- Choose one introduction to fiction and anthology of fiction (texts 1-3);
- Choose one collection of short novels, or novellas (text 4) or another anthology;
- Choose one or two novels.

Norton Introduction to Fiction
By Beaty, Jerome, ed. (Norton)
Recommended
The Heath Introduction to Fiction
By Clayton, John J. (Houghton Mifflin)
Recommended
Narrative Fiction: An Introduction and Anthology
By Griffith, Kelley (Harcourt)
Recommended
Classics of Modern Fiction
By Howe, Irving, ed.
Recommended
 
Course Objectives
  • To gain familiarity with a large number of works of fiction, ranging from extremely short narrative forms through the novel.
  • To explore and master thoroughly the elements of fiction.
  •  
    Measurable Learning
    Outcomes:
  • Identify and distinguish between the elements of plot and structure, character, setting, point of view, language and style, and theme.
  • Evaluate recursively the elements in fiction as they appear in repeated and differing formats.
  • Demonstrate through oral and written exercises practical criticism of fiction.
  • Demonstrate command of basic appropriate literary terms and elements.
  •  
    Topical Outline: Departmental policy requires a minimum of 4,500 words of graded student writing for this course.
  • An overview of the elements: plot and structure, character, setting, point of view, language and style, theme. Basic terminology. Approximately 15% of course.
  • Short narrative forms: parable, fable and tale. Practical criticism stressing the elements. Approximately 15% of course.
  • The short story; practical criticism stressing the elements. Approximately 40% of course.
  • The short novel or novella; practical criticism stressing the elements. Approximately 15% of course.
  • The novel; practical criticism stressing the elements. Approximately 15% of course.
  •  
    Culminating Experience Statement:

    Material from this course may be tested on the Major Field Test (MFT) administered during the Culminating Experience course for the degree. 
    During this course the ETS Proficiency Profile may be administered.  This 40-minute standardized test measures learning in general education courses.  The results of the tests are used by faculty to improve the general education curriculum at the College.

     

    Recommended maximum class size for this course: 30

     
    Library Resources:

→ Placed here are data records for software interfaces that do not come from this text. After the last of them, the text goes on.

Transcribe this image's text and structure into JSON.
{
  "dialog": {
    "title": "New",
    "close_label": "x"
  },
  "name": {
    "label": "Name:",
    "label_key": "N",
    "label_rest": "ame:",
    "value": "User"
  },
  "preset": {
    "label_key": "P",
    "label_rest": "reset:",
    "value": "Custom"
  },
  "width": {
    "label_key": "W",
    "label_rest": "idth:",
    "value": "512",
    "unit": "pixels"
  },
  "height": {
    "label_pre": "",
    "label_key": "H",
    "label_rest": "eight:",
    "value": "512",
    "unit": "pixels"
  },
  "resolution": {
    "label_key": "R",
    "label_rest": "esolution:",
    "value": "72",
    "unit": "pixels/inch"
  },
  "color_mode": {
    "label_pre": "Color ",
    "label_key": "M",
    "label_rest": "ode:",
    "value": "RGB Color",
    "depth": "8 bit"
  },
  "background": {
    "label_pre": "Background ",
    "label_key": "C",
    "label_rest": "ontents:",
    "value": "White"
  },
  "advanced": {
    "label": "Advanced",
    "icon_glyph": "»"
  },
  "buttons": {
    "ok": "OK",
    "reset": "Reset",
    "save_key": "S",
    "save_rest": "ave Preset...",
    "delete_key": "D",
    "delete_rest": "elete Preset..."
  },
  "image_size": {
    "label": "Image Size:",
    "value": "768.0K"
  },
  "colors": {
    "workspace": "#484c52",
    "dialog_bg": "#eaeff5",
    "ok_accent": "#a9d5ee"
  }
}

    Online databases are available at http://www.ccis.edu/offices/library/index.asp. You may access them from off-campus using your CougarTrack login and password when prompted.

     
    Prepared by: Danny Campbell Date: March 2, 2008
    NOTE: The intention of this master course syllabus is to provide an outline of the contents of this course, as specified by the faculty of Columbia College, regardless of who teaches the course, when it is taught, or where it is taught. Faculty members teaching this course for Columbia College are expected to facilitate learning pursuant to the course objectives and cover the subjects listed in the topical outline. However, instructors are also encouraged to cover additional topics of interest so long as those topics are relevant to the course's subject. The master syllabus is, therefore, prescriptive in nature but also allows for a diversity of individual approaches to course material.

    Office of Academic Affairs
    12/04